When you first watch the video for “Lotus Flower” by Radiohead, you wonder what the heck is wrong with the guy who is dancing.

Then you take a step back and realize that it’s Thom Yorke. As in, the lead singer of a successful band that started in the ’90s and hasn’t let up since.

But for Radiohead, having a solid music career doesn’t mean following the norm – it’s more fun to do things their own way. In a move that startled the music industry back in 2007, Radiohead let fans pay what they wanted for their album In Rainbows.

It would seem that with the passing of time, the band might want to try to make a little more money.

But their newest album, The King of Limbs, is only $9 online.

Not only bent on putting iTunes out of business, the band also wants to turn the idea of CD purchases upside down. Online, you can also buy what is called a “newspaper album.” Comically presented as maybe the only one of its kind, the CD comes with vinyl records, artwork and a digital version. It costs a startling $48 but also includes an MP3 version and the cost of shipping.

Yet the band contradicts itself when it comes to commercialization. The newspaper version may seem a gimmick to get more money or attract attention, but attention seems the last thing they want. When “Creep” exploded on the radio waves, the guys felt they didn’t want it to become their defining song and, therefore, denied fans the privilege of hearing it live for a few years.

Despite not wearing any sort of eye-catching costumes, the guys of Radiohead have always had a knack for turning the music world on its head.

Even “Creep,” when considered in their musical journey, most likely garnered so many fans because of its unabashed honesty. If it didn’t sound so genuine, the track would probably come off as highly melodramatic. But something about the lyrics and Yorke’s voice alerted fans that this wasn’t a purposely anthemic track meant to reel in all the misfits out there. It was a song coming from the mind of a man genuinely looking to express his frustration. If others felt the same way, so be it.

Yet having a band that refuses to play one of its most prized songs may throw fans into a bit of consternation.

The beauty of it all is that Radiohead understand music fans are much more than sources of money. And a decade later, they’ve also figured out they really can do whatever the hell they want.

Their Web site has everything from the CD announcement to links to environmental causes.

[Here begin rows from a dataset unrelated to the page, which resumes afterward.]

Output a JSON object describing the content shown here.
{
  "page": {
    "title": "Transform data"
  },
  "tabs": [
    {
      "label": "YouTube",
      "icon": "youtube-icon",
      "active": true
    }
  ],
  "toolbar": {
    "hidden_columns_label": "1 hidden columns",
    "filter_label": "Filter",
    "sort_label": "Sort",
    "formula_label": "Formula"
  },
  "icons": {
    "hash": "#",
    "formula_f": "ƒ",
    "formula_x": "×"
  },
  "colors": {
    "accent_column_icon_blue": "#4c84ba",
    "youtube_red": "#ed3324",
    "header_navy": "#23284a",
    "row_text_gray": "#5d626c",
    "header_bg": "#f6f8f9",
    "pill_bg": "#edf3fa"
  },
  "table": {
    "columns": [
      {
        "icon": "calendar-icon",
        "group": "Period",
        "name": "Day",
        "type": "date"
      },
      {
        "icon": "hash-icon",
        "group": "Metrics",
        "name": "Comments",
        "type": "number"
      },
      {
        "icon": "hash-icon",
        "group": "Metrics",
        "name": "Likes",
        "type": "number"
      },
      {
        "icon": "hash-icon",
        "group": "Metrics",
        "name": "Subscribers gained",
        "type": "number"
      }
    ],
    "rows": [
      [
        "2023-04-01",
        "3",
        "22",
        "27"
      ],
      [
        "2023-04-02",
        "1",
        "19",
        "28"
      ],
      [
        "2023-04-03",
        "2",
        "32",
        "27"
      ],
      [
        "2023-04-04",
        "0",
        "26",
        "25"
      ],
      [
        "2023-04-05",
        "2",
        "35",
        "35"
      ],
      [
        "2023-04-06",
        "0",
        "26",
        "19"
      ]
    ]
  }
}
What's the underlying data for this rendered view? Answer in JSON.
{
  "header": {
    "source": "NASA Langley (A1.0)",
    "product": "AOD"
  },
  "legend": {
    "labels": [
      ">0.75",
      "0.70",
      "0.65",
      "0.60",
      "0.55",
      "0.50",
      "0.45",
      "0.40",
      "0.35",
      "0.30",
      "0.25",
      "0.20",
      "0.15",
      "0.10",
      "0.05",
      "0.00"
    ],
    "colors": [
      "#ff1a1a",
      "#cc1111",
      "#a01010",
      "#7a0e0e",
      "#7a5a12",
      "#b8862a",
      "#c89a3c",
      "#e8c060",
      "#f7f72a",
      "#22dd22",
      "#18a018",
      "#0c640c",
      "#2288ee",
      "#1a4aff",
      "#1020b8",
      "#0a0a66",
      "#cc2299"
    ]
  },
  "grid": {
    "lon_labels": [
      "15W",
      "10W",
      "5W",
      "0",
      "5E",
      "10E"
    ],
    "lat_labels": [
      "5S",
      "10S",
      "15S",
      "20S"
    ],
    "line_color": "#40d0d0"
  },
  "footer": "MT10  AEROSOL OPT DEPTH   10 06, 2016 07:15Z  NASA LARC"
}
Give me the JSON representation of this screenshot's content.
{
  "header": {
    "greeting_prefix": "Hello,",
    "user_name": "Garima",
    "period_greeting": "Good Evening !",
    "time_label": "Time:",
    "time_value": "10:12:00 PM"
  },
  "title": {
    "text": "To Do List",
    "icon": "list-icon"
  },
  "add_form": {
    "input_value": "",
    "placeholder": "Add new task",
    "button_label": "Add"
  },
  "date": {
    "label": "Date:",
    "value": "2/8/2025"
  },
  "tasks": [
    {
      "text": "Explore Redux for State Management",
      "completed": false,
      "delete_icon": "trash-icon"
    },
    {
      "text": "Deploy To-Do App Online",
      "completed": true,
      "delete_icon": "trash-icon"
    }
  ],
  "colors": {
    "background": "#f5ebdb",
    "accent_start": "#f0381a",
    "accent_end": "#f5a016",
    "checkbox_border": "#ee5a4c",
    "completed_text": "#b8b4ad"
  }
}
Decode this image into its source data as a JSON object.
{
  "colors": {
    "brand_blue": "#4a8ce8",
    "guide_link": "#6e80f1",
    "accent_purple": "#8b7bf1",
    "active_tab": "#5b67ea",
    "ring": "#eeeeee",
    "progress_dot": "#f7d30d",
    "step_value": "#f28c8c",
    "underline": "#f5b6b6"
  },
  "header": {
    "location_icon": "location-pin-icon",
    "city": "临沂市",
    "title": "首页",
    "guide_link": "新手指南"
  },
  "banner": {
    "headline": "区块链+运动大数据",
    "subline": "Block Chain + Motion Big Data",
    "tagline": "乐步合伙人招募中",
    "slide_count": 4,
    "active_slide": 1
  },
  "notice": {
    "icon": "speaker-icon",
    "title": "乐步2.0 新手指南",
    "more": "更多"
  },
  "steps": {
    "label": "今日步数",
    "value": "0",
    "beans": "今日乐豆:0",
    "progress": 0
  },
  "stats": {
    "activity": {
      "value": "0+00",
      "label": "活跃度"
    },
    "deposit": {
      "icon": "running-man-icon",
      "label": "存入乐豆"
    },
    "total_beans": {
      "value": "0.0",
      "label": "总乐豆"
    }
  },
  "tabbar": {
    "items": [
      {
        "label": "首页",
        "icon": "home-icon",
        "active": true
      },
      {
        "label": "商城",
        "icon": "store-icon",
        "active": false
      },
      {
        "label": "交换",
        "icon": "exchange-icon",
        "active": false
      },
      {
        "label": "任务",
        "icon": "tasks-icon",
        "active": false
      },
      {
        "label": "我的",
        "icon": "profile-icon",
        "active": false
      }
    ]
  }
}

The “Lotus Flower” video is ripe for parodying, but that didn’t stop the band from giving York the entire song length to twitch spastically and shoot the camera eerie, off-setting looks, among other things.

What separates the music video from others is Yorke’s complete lack of worry over the strange nature of his moves. Here we see a man who might come off as slightly deranged, but nevertheless has a kinetic and electric connection with the track song. Not to mention the fact that the moves were actually carefully calculated by choreographer Wayne McGregor.

The uncommon nature of their album releases only proves this strong connection with the music.

By releasing an album at a pay-what-you-want rate or by having it be less than $10, Radiohead has shredded apart the expected connection between being famous and taking advantage of that fame to get rich quickly.  

This is what keeps music fans coming back for more. They guys don’t overwhelm their fans with showy publicity, instead opting for an air of mystery. But the playful enigmas they set up only show they are having fun with what they do.

You don’t get the sense that they are lofty musicians who are richer and better than you. You get the sense they understand that you don’t have too much money to spend on an album and all that really matters is that the CDs and concert tickets you buy are for the love of the music.